I decided to not include any mention of the Gimp as it really hasn’t changed all that much since I last spoke of it and also, I never really use it. Same for another great program, Inkscape, it is incredibly feature rich and a great free alternative to Indesign, but I just have not had a chance to use it lately and give an accurate opinion on it. If you like to do some video editing on the side, then there are options there as well such asPiTiVi which seems to be a well polished, feature rich video editor/movie maker (don’t ask me any more about it, I only have it installed and haven’t used it yet).

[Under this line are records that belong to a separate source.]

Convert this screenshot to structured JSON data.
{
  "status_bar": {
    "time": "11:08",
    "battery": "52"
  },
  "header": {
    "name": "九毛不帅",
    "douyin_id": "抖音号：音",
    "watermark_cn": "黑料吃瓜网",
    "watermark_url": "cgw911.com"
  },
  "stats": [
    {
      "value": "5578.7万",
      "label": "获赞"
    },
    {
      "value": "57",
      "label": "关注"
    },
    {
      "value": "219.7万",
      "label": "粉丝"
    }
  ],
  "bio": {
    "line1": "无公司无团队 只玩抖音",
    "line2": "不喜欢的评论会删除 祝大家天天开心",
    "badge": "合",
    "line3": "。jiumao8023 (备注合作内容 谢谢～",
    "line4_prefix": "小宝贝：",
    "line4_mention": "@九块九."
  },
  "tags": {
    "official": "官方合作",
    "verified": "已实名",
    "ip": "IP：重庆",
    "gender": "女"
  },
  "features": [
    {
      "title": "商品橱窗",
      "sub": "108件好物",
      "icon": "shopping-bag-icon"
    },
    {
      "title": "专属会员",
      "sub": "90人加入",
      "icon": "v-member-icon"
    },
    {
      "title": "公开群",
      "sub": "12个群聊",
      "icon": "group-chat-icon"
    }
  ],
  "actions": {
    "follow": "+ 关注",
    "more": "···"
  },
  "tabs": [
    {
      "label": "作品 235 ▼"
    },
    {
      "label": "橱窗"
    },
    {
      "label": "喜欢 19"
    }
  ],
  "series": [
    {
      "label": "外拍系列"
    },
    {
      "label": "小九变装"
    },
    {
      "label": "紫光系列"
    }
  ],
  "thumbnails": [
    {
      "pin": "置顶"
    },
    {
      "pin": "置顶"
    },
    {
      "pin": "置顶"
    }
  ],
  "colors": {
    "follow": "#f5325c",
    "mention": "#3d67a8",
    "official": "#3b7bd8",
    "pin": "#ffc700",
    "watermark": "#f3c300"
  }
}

So there we have it, a quick run down of what is available to a budding photographer who doesn’t want to rely on either Microsoft or Apple for their computing needs. Using an OS such as Ubuntu also means that you can save a fair bit of cash when building a system to use for your editing needs, which leaves more money in the bank for cameras, lenses and other accessories 😉

For Your Viewing Pleasure

Remember a post I made a while ago about my sources of inspiration? Well not long after I wrote that, I was introduced to the flickr of Lakshal Perera (Lucky for short) and in particular, his 52 weeks projects self portraits. Every time I saw one of them, I just wanted to drop whatever I was doing, grab the camera and start shooting again. For some reason, I never actually added him as a contact (or I thought I had), so today I finally got around to doing it. Turns out he recently moved up to Bris-vegas and has started taking on a 365 days project as well, but with a bit of a twist. Wish I had his will power for sticking with photography projects, into his second 52 weeks project and doing a 365 one at the same time. I couldn’t even keep up with just one of them at a time…

Lucky also has a blog as well as his flickr and it is definitely worth checking out. So what are you waiting for? Go have a look-see 😉

The Wait Is Over

Ok, forgive me for being a little slow on this one, but I don’t normally make posts about these sorts of things (probably going to change from now on though). Anyone who has been remotely (excuse the pun) into the strobist movement over the last few years will no undoubtedly be aware of the long saga involving the release of the RadioPopper Jr’s. Well, after a ridiculously long wait and a redesign, they are finally here and now known as the RadioPopper JrX.

jrx_04_sm

Of course Dave Hobby, being the in the know guy that he is, got his hands on them over the weekend and has been kind enough to put them through their paces for the rest of us. Clicky here if you wish.

Now I have a slight dilemma, do I try and get my hands on a set of these or just pick up someone’s second hand Alien Bee Cybersyncs as people start offloading current set ups for them? Could just say stuff it and find some Pocket Wizards though…

Slipping Standards or Just Being Cynical?

I remembered yesterday that I still had an account set up over at deviant Art so I decided to log in and see how long it had been since I showed it some love. Last upload was something like the 9th of October last year and the last journal entry was a rather emotional one from the 2nd of that month. So after getting used to the layout changes they had made to the site in the last nine months, I set about updating a few things and started looking around to see how my fellow dA users were going with their artistic adventures.

Now back when I used to frequent the site, the quality of submissions was over all very good. People had obviously put time and effort into taking the photos in the first place and then chosen only their best to upload and into the right categories. Now though it seems as though a blurry, over exposed photo of a man hole cover taken with an iPhone on a whim counts as serious street photography. There are photos that people have just thrown into whatever category they want (a webcam self portrait of an angsty teen and her equally angsty and immature boyfriend in the urban life one for example), photos of anything with way too many cheap and nasty photoshop filters applied to them that you can barely see the subject and an artistic nude section that could make some porn sites jealous.

Don’t get me wrong, there are still some great works of art on there, you just have to dig a little longer through everything else to find the occasional inspirational gem.